What the task requires — Look through the entries and report how many lines include the word "username". Give the number alone.

Interface dataset entries:
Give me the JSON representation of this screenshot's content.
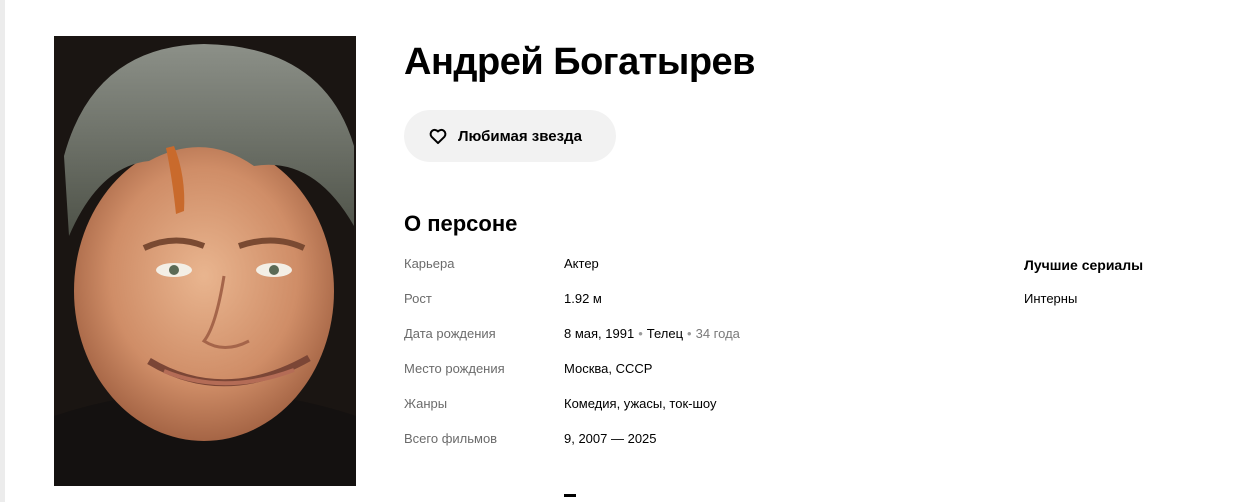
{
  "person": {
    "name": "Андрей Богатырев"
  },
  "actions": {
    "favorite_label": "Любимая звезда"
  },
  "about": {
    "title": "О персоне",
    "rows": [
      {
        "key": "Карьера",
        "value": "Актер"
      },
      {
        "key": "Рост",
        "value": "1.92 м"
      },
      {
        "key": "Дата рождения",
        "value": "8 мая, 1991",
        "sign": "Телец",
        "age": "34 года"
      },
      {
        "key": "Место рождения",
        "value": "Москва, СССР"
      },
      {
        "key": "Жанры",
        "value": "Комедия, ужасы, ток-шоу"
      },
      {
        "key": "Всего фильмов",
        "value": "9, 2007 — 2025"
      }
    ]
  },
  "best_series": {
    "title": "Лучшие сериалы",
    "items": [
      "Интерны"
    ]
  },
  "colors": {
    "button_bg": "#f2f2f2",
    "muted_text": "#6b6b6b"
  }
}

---

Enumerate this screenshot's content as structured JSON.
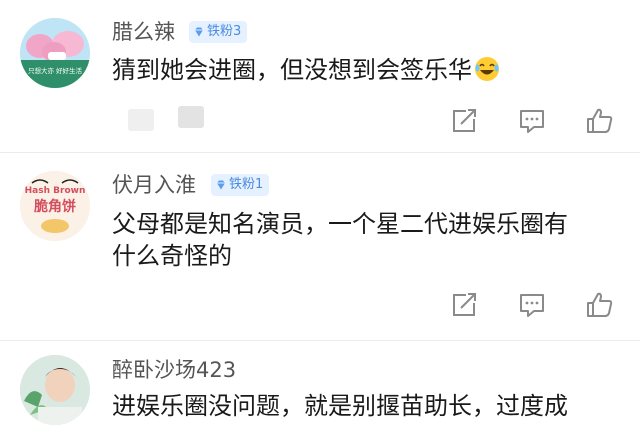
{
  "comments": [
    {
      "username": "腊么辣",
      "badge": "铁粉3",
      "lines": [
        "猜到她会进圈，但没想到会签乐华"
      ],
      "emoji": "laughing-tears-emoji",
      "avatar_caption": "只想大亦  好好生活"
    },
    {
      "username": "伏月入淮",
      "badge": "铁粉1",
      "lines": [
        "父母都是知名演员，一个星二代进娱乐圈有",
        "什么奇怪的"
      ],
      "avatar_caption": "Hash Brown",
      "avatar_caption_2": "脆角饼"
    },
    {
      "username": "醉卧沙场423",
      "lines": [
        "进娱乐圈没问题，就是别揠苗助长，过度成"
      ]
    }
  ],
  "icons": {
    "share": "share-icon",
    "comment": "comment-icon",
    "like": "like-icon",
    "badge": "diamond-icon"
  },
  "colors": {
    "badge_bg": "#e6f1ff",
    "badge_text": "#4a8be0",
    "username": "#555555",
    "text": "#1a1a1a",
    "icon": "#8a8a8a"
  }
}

Result of this task — 4